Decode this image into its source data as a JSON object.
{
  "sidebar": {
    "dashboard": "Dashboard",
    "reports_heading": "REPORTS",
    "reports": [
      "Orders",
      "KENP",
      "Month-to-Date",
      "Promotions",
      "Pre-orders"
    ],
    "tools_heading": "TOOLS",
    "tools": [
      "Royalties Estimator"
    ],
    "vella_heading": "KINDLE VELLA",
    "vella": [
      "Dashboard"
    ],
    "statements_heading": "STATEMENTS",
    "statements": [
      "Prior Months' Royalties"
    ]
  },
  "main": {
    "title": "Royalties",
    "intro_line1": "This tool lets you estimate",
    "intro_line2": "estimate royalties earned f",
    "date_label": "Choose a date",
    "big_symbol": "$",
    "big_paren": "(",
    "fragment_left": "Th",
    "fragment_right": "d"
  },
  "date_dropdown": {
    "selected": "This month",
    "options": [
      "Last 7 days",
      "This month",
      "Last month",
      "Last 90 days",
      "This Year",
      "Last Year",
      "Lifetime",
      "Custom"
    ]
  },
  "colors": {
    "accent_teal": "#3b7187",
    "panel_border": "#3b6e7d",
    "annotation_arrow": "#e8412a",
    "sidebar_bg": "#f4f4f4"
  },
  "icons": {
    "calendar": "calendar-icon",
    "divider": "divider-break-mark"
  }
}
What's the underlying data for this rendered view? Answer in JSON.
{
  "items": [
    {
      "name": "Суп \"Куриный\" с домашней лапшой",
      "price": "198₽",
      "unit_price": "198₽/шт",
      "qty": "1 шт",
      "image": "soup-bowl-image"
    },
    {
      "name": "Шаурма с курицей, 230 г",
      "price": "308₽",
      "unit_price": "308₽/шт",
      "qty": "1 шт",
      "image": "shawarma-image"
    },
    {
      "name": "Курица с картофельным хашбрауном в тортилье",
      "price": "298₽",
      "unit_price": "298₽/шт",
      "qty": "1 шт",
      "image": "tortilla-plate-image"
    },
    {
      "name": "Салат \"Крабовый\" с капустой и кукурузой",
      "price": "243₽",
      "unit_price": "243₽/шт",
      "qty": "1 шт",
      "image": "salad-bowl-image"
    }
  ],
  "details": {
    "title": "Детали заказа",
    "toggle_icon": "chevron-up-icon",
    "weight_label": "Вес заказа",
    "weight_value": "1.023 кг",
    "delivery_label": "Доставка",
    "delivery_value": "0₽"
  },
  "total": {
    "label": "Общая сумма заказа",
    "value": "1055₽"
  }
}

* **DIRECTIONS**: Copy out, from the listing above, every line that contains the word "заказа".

* **RESULT OF THIS EXERCISE**:
    "title": "Детали заказа",
    "weight_label": "Вес заказа",
    "label": "Общая сумма заказа",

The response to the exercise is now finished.